It is June 1969, a ¾ ton truck slides through the gate into the early morning fog then accelerated for the mad dash down the mountain to the base in the valley. Just a few clicks down the road to a helicopter ride back to My Tho. The worried faces of his friends watching as he left is etched on his mind. Frankie “T” yelling in bravado “It’s a fine day to die!” Danny just raising his hand. The rest of the camp is visible, preparing for battle unaware of the truck leaving them alone.
The driver and front guard are unusually quiet and concentrating on the jungle flashing by. The soldier riding shotgun in the rear of the truck peers nervously into the jungle. He is setting on highly classified instruments the Army was worried about falling into enemy hands. Armed with only a 45 cal. pistol, an M79 grenade launcher, several thermite grenades and orders to destroy the equipment rather than let it fall into enemy hands. But no orders about the safety of his men just an implication that they are his responsibility and not as important as the equipment.
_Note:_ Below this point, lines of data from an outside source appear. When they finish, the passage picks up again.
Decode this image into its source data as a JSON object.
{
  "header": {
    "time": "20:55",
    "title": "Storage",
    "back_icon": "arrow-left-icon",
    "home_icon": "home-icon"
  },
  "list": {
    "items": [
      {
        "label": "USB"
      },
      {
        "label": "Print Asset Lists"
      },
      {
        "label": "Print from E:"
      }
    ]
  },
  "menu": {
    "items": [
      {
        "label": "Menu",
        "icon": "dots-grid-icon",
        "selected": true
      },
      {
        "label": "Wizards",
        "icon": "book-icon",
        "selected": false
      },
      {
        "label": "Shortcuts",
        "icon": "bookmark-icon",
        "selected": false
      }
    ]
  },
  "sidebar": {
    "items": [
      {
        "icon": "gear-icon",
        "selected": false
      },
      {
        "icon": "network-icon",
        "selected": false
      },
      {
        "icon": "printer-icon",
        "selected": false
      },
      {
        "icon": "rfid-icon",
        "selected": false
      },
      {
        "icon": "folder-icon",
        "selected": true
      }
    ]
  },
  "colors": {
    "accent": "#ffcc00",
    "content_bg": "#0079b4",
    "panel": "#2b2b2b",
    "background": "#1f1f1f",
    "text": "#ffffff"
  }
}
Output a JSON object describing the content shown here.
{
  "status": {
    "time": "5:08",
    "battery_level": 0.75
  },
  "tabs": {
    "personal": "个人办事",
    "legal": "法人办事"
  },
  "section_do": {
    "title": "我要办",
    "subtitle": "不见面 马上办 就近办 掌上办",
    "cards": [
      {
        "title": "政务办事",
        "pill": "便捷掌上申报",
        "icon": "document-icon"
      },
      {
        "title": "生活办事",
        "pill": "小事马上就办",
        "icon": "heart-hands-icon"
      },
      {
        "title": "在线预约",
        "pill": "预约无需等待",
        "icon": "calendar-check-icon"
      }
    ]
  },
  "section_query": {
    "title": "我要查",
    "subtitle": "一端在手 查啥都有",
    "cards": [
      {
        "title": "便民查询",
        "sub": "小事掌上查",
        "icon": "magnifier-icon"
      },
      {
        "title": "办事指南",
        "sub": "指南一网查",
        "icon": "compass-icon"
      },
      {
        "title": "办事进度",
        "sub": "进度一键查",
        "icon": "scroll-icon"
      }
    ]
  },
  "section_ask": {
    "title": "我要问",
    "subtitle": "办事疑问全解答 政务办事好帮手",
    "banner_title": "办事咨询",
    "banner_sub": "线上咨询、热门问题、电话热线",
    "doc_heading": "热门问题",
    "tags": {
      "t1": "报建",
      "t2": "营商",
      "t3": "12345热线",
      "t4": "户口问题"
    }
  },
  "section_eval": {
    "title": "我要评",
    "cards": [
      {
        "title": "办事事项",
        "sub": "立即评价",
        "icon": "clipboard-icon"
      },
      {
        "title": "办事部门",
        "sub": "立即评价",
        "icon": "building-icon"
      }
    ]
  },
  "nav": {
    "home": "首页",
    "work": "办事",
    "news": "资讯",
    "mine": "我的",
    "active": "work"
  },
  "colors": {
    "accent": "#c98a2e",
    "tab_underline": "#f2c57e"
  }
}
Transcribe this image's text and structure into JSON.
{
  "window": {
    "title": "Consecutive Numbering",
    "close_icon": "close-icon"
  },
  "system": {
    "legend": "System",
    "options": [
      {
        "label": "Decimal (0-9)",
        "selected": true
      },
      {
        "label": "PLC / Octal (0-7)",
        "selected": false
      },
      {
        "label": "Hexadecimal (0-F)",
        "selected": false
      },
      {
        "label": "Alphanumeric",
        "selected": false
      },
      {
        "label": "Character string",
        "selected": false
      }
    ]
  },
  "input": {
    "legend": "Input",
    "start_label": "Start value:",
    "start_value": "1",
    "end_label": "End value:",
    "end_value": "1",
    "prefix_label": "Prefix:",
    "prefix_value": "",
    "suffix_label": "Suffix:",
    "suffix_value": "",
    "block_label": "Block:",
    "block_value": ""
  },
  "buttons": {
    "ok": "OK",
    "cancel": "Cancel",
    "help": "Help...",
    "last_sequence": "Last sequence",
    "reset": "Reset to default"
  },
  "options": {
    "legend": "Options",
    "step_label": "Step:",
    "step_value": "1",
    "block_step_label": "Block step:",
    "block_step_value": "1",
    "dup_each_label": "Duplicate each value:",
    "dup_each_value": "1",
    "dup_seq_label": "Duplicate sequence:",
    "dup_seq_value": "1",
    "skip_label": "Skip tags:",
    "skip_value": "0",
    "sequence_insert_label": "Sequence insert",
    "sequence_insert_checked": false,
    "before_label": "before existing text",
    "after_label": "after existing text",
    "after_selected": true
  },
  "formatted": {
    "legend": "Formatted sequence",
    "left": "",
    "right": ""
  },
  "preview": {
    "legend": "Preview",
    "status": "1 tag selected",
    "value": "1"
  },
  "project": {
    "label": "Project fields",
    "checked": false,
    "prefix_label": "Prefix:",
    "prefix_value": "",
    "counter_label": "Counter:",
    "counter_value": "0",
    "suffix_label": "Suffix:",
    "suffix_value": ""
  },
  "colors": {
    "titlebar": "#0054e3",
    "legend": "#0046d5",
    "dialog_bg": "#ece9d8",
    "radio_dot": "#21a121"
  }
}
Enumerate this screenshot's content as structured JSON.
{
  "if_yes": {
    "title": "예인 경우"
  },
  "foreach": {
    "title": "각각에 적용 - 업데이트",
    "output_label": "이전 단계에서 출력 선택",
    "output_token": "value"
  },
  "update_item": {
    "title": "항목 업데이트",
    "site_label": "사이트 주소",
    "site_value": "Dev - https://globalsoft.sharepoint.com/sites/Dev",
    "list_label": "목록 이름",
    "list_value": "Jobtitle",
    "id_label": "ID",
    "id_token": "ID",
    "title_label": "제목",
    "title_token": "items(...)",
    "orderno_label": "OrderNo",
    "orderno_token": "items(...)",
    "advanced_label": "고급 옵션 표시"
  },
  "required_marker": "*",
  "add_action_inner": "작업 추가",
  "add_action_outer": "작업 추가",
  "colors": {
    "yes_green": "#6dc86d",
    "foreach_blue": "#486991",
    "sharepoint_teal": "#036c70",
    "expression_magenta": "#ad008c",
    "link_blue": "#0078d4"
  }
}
Get it back here. How you do it is your responsibility, it would be nice if you all came back but only with the equipment.
Still shaken from the nightly rocket attacks memories of the morning briefing intrude on his concentration. “Enemy in area preparing for attack.”; “Tanks moving south.” “Hostiles impersonating locals.”
Then, “maybe I should have waited for the supply chopper” interrupts those thoughts. He rationalizes his decision by telling himself that it is only a short 20 minute run and the enemy could attack the camp before the chopper arrives. Besides patrols are out and reported the road clear.
Forty years later as he types these words hazy memories and flash backs interrupt his thoughts. His body can feel the truck slowing as it enters a turn then accelerate past a line of Vietnamese soldiers. One near the rear of the line steps out clear of the rest and levels his M60 machine gun. The soldier in the rear instinctively launches a grenade in their general direction. The truck veers wildly and crashes into a paddy but he is aware of the grenade landing near the machine gunner and its explosion as he is ejected from the truck..
As he comes to he sees the Vietnamese regrouping to attack. Gasoline vapors surround him. He pulls his 45 but is shaking so badly he has trouble cocking it.
Then God began to pour rain on him and across the road. Not a rain of water but a rain of shell casing as a gunship passes over strafing the Vietnamese. The ship banks to the right as another come over finishing the job.
His mind is confused and there seem to be hands pulling him from the mud calling for him to lie down. Being strapped to a stretcher, looking around and wondering where “they” are why aren’t they on the chopper? Then the pain starts. First the hands then the crotch and legs followed by relief and a feeling of not being there.
The briefing comes days later along with the guilt and anger brought on by the words, “This didn’t happen.” Apparently the equipment had disappeared during the confusion but they were sure that it was not in enemy hands and were covering their ass. The morning after the soldier had left, the camp was overrun with all defenders killed or captured so the brass just reported the equipment as destroyed in the battle.
Later his calm bearing hid the anger, guilt and rage inside of him, brain fogged with alcohol the soldier’s battle began….. He Lost.
His description of events hides the flat, sharp edged memory of the event. Maybe some how putting it into fancy words will help.